Understanding Delta award/miles fare classes is not straight forward since Delta Air Lines switched to dynamic pricing on award tickets. This article was written by a very frequent Delta Air Lines flyer who has spent many years studying how the airline industry operates and documenting the changes as the full-service airlines continually devalue frequent flyer benefits.
This article is designed to help a Silver, Gold, Platinum or Diamond Medallion understand award fare class restrictions and the associated pecking order for upgrades to premium cabins.
The information contained is not endorsed by Delta Air Lines. If you find something incorrect, please send me a message and I’ll get it updated.
Delta Fare Class Groups
Since the 2015 introduction of revenue requirements to the SkyMiles Medallion program, Delta has added TONS of fare classes and made it much more complex to keep track of each. This article addresses award fare classes only.

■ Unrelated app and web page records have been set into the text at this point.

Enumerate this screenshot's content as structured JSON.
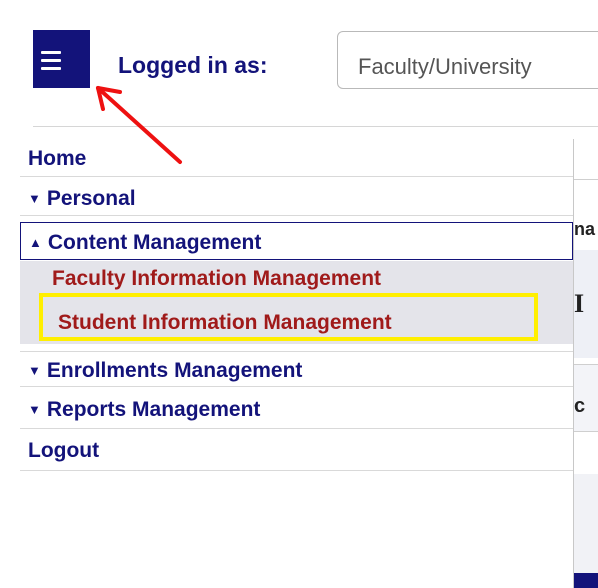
{
  "header": {
    "menu_button_icon": "hamburger-menu-icon",
    "logged_in_label": "Logged in as:",
    "role_select_value": "Faculty/University"
  },
  "sidebar": {
    "items": [
      {
        "label": "Home",
        "caret": ""
      },
      {
        "label": "Personal",
        "caret": "▼"
      },
      {
        "label": "Content Management",
        "caret": "▲"
      },
      {
        "label": "Faculty Information Management"
      },
      {
        "label": "Student Information Management"
      },
      {
        "label": "Enrollments Management",
        "caret": "▼"
      },
      {
        "label": "Reports Management",
        "caret": "▼"
      },
      {
        "label": "Logout",
        "caret": ""
      }
    ]
  },
  "background_fragments": {
    "frag1": "na",
    "frag2": "I",
    "frag3": "c"
  },
  "colors": {
    "nav_text": "#13137a",
    "submenu_text": "#a01a1a",
    "submenu_bg": "#e4e4ea",
    "highlight": "#ffef00",
    "annotation_arrow": "#ee1111"
  }
}
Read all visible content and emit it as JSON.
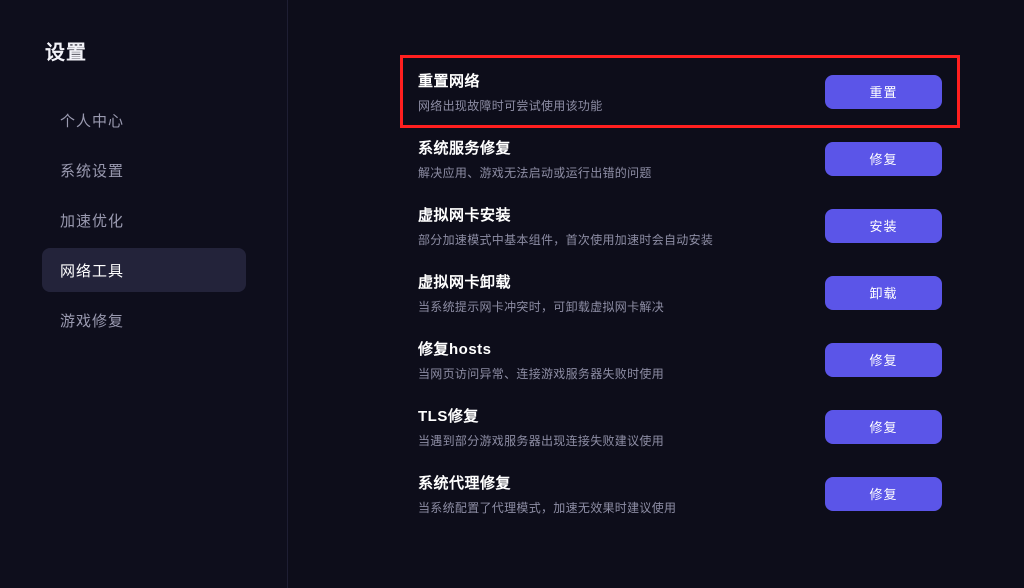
{
  "sidebar": {
    "title": "设置",
    "items": [
      {
        "label": "个人中心",
        "active": false
      },
      {
        "label": "系统设置",
        "active": false
      },
      {
        "label": "加速优化",
        "active": false
      },
      {
        "label": "网络工具",
        "active": true
      },
      {
        "label": "游戏修复",
        "active": false
      }
    ]
  },
  "main": {
    "highlight_color": "#ff1f1f",
    "accent_color": "#5b55e8",
    "rows": [
      {
        "title": "重置网络",
        "desc": "网络出现故障时可尝试使用该功能",
        "button": "重置",
        "highlighted": true
      },
      {
        "title": "系统服务修复",
        "desc": "解决应用、游戏无法启动或运行出错的问题",
        "button": "修复",
        "highlighted": false
      },
      {
        "title": "虚拟网卡安装",
        "desc": "部分加速模式中基本组件，首次使用加速时会自动安装",
        "button": "安装",
        "highlighted": false
      },
      {
        "title": "虚拟网卡卸载",
        "desc": "当系统提示网卡冲突时，可卸载虚拟网卡解决",
        "button": "卸载",
        "highlighted": false
      },
      {
        "title": "修复hosts",
        "desc": "当网页访问异常、连接游戏服务器失败时使用",
        "button": "修复",
        "highlighted": false
      },
      {
        "title": "TLS修复",
        "desc": "当遇到部分游戏服务器出现连接失败建议使用",
        "button": "修复",
        "highlighted": false
      },
      {
        "title": "系统代理修复",
        "desc": "当系统配置了代理模式，加速无效果时建议使用",
        "button": "修复",
        "highlighted": false
      }
    ]
  }
}
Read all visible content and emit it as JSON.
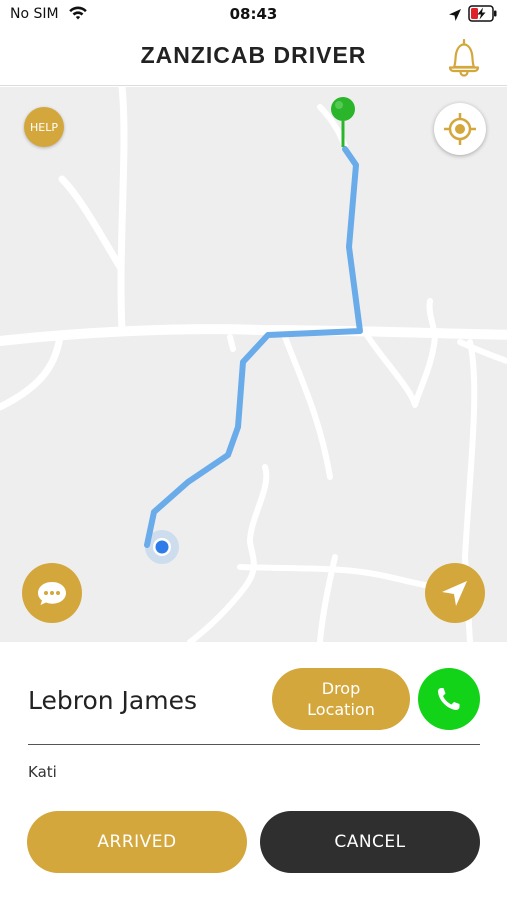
{
  "status_bar": {
    "carrier": "No SIM",
    "time": "08:43",
    "icons": [
      "wifi-icon",
      "location-arrow-icon",
      "battery-charging-icon"
    ]
  },
  "header": {
    "title": "ZANZICAB DRIVER",
    "notification_icon": "bell-icon"
  },
  "map": {
    "help_label": "HELP",
    "icons": [
      "destination-pin-icon",
      "current-location-dot-icon",
      "locate-me-icon",
      "chat-bubble-icon",
      "navigate-arrow-icon"
    ],
    "route_color": "#6aabea",
    "pin_color": "#2bb52b"
  },
  "trip": {
    "passenger_name": "Lebron James",
    "drop_location_label": "Drop Location",
    "pickup_location": "Kati",
    "call_icon": "phone-icon"
  },
  "actions": {
    "arrived_label": "ARRIVED",
    "cancel_label": "CANCEL"
  },
  "colors": {
    "accent": "#d4a73d",
    "call": "#12d318",
    "cancel": "#2f2f2f"
  }
}
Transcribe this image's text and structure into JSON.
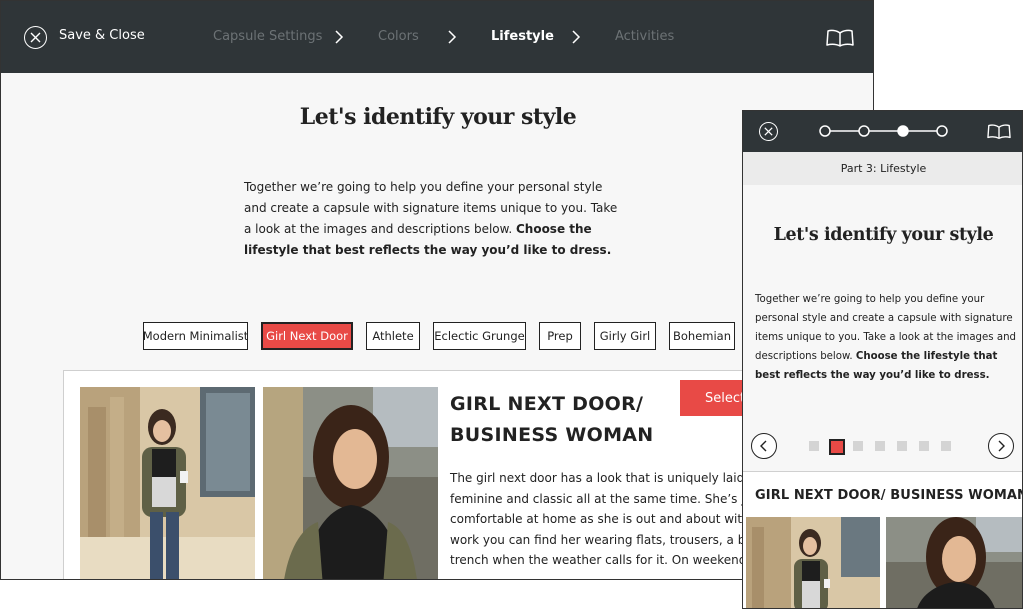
{
  "desktop": {
    "header": {
      "save_close_label": "Save & Close",
      "steps": [
        "Capsule Settings",
        "Colors",
        "Lifestyle",
        "Activities"
      ],
      "active_step": "Lifestyle",
      "close_icon": "close-icon",
      "guide_icon": "open-book-icon"
    },
    "heading": "Let's identify your style",
    "intro_text": "Together we’re going to help you define your personal style and create a capsule with signature items unique to you. Take a look at the images and descriptions below. ",
    "intro_bold": "Choose the lifestyle that best reflects the way you’d like to dress.",
    "lifestyle_tabs": [
      "Modern Minimalist",
      "Girl Next Door",
      "Athlete",
      "Eclectic Grunge",
      "Prep",
      "Girly Girl",
      "Bohemian"
    ],
    "selected_tab": "Girl Next Door",
    "card": {
      "title_line1": "GIRL NEXT DOOR/",
      "title_line2": "BUSINESS WOMAN",
      "select_label": "Selecte",
      "body_lines": [
        "The girl next door has a look that is uniquely laid back, but",
        "feminine and classic all at the same time. She’s just as",
        "comfortable at home as she is out and about with her frie",
        "work you can find her wearing flats, trousers, a button up,",
        "trench when the weather calls for it. On weekends she’ll o"
      ]
    }
  },
  "mobile": {
    "header": {
      "close_icon": "close-icon",
      "guide_icon": "open-book-icon",
      "progress_steps": 4,
      "progress_current": 3
    },
    "part_label": "Part 3: Lifestyle",
    "heading": "Let's identify your style",
    "intro_text": "Together we’re going to help you define your personal style and create a capsule with signature items unique to you. Take a look at the images and descriptions below. ",
    "intro_bold": "Choose the lifestyle that best reflects the way you’d like to dress.",
    "carousel": {
      "total": 7,
      "current": 2,
      "prev_icon": "chevron-left-icon",
      "next_icon": "chevron-right-icon"
    },
    "card_title": "GIRL NEXT DOOR/ BUSINESS WOMAN"
  },
  "colors": {
    "header_bg": "#2f3538",
    "accent": "#e84a46",
    "page_bg": "#f7f7f7"
  }
}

Revenue fare classes and upgrade fare classes can be found in their respective articles.
Fare Class basics
The ultra-simplified way to understand Delta fare classes and how it associates to ticket price, restrictions and upgrade eligibility is this:
Delta One, Delta Premium Select, Comfort+ and Main Cabin all have multiple seats and fare classes available for for sale to customers. By default, you’ll always buy the cheapest fare class available in the cabin of service; however, the less seats available in a fare class causes the fare class (not cabin) to become full. Then the next (more expensive) fare class becomes available for sale (with an increase in ticket price) until the cabin is sold out.
If you don’t know, now you know
Fare classes do not relate to where you sit within your cabin, they are just a placeholder for how much you paid. You can easily purchase a last minute Main Cabin ticket in the Y-fare bucket and sit a middle seat in the last row, while a basic economy ticket may be sitting right behind Comfort+ in a preferred seat – this is due to the economics of supply vs demand (i.e.: less seats in the cabin = higher fare classes, and thus prices).
Once all cabins have been sold out, the flight no longer has availability and is considered sold out.
Upgrades and important rules
The Delta Air Lines official upgrade order and rules are published here which does clearly outline the process that should be followed for upgrades; however there are some caveats that frequent flyers may not know:
Revenue Fare Class Upgrade Order
When you find your fare class, you can expand it and click through to get fare-specific information for your fare class.